It had been a gloomy, rainy week with gray skies and no rain on Friday, but on Saturday, December 5th, the day of the services, the skies were blue and the sun was high.  It was almost a tribute in itself. 
 
At the reception, folks brought a bottle of wine for a toast to tom and told more stories.  I managed to come up with 70 wine glasses.  There was a lot of wine, I need to have a wine tasting or something again.   Dan, Corlin’s husband, went up and said he was visiting with Tom in the gun room and Dan asked him what his greatest thrill was.  Dan figured it would be a pheasant hunt or a big buck, or a big fish, but it was his kids and his wife, his family.  That was special to Dan and to us.  So now Dan has that with Corlin, 3-year-old Colt and Autumn, who is 14 and an honor student. 
 
Diane, our son’s wife, told of going into the Hammondsport flower shop to get flowers for her wedding and was asked who she was marrying and she said Tom Mitchell.  She was meant with a silence and Diane spelled it for the woman.  She finally came to that it was TG and not Tom Mitchell.  That was Diane’s introduction to TG, as TG was known as Tom in school. 


Megan, our oldest daughter, had a young friend of our grandson, David, video the service and she, Megan, wandered around the reception with the camera and has created a DVD. 

TG’s boy scouts and parents manned the reception and food at the fire hall.  It was special to these scouts as we had a photo of Tom in a scout uniform and TG in his uniform as a child plus the entire troop.  I got up and thanked them, they had it all under control. 


Phyllis Bauer and Melissa Hartman manned the wine counter.  Phyllis is one of the Women for NY Wine and a widow of a grape grower.   Melissa and her husband, Ben, have a winery on the west side of Keuka Lake, Deep Root Vineyard.  They sell a lot of their wines at shows and travel to markets.  She told Ben that she was not going to Corning that day. 

The following week the Hammondsport assistant fire chief died at the age of 38, an aneurysm.  So the little town of Hammondsport has had its share this month.  TG’s K-3rd grade musical play was postponed for Tom and then again for the fire chief.  He will have it on December 23.  I went down last night to his junior-senior high concert.  Brian, his youngest son (13) played on the drums to a couple of the numbers.  It was very nice.  TG looked very tired.  I hope he can get some rest, but we are all waking up at dumb times. 

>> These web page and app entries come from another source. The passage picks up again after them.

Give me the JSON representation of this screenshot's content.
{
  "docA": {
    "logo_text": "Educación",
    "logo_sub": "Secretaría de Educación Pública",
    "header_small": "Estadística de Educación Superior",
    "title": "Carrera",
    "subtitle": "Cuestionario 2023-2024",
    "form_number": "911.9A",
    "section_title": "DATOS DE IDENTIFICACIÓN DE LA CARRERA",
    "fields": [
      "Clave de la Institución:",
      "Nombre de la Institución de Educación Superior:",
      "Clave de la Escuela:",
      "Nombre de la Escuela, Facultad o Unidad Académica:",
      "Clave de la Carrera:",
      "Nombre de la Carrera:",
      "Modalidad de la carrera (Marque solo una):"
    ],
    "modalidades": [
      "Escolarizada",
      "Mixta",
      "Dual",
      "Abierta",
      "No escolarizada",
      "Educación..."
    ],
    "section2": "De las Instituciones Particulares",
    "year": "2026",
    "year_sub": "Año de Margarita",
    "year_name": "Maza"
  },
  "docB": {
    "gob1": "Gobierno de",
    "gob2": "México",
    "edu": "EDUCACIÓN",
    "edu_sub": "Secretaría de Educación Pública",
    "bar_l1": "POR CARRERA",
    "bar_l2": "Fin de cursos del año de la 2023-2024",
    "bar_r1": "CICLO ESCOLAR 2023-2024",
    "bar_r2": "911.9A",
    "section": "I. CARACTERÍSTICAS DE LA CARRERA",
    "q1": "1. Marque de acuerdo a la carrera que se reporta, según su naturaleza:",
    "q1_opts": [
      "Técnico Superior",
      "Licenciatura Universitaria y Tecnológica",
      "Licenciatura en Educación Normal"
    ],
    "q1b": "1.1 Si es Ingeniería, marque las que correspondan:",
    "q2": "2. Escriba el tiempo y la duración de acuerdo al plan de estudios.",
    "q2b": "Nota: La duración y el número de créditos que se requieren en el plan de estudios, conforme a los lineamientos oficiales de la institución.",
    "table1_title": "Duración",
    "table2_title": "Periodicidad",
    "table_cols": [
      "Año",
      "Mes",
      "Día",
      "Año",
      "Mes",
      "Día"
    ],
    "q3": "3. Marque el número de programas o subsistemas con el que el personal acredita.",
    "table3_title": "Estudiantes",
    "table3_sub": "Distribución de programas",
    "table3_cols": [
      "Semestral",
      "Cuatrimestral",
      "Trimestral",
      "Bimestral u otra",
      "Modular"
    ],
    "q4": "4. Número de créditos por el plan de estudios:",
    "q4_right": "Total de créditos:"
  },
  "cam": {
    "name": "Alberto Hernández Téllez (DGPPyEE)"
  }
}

Megan and Corlin came down today, December 12, with small children for a cookie party at TG and Diane’s place in Bath and to see Santa in the park in Hammondsport.  TG came up to the farm and sat in Tom’s tree stand.  He was not ready for a party, but little children are.   

 We have appreciated everyone’s support and help to get us through this time. 
Take care and have a happy holiday.
 

 (Christmas seems like it was forever ago and just yesterday!  Marcy)

Friday, January 8, 2016

Hello winemakers, 
Tom passed away at home unexpectedly, December 1, 2015.

We were hoping to sell the farm, so he could retire.  Not to be.  The farm on Hyatt Hill is still for sale, the house is not.

The farm on Dutch Street can be for sale, but it is not listed right now. 

I am still filling online orders and mailing or shipping daily.  IF I do not answer the phone, please leave a message, as I do not always hear it ring!  Thank you for your consideration and support.  We have appreciated all the cards, gifts and support given at this time.  May your wines fall bright.

Marcy   

Wednesday, November 25, 2015

Shop at www.fallbright.com

The link for www.fallbright.com goes directly to the shopping cart!    Instructions are with most products on the shopping site, so click away.  If you have bookmarked our site, refresh it!


You will need to change the email for us to fallbright@frontier.com 


I was not able to forward winemaking@fallbright.com to the new address and will be working on this.  Tom says I get myself in to more trouble than I bargain on and it is true.... 


Information is also on www.101winemaking.com 


HAPPY AND SAFE THANKSGIVING!  Tom and Marcy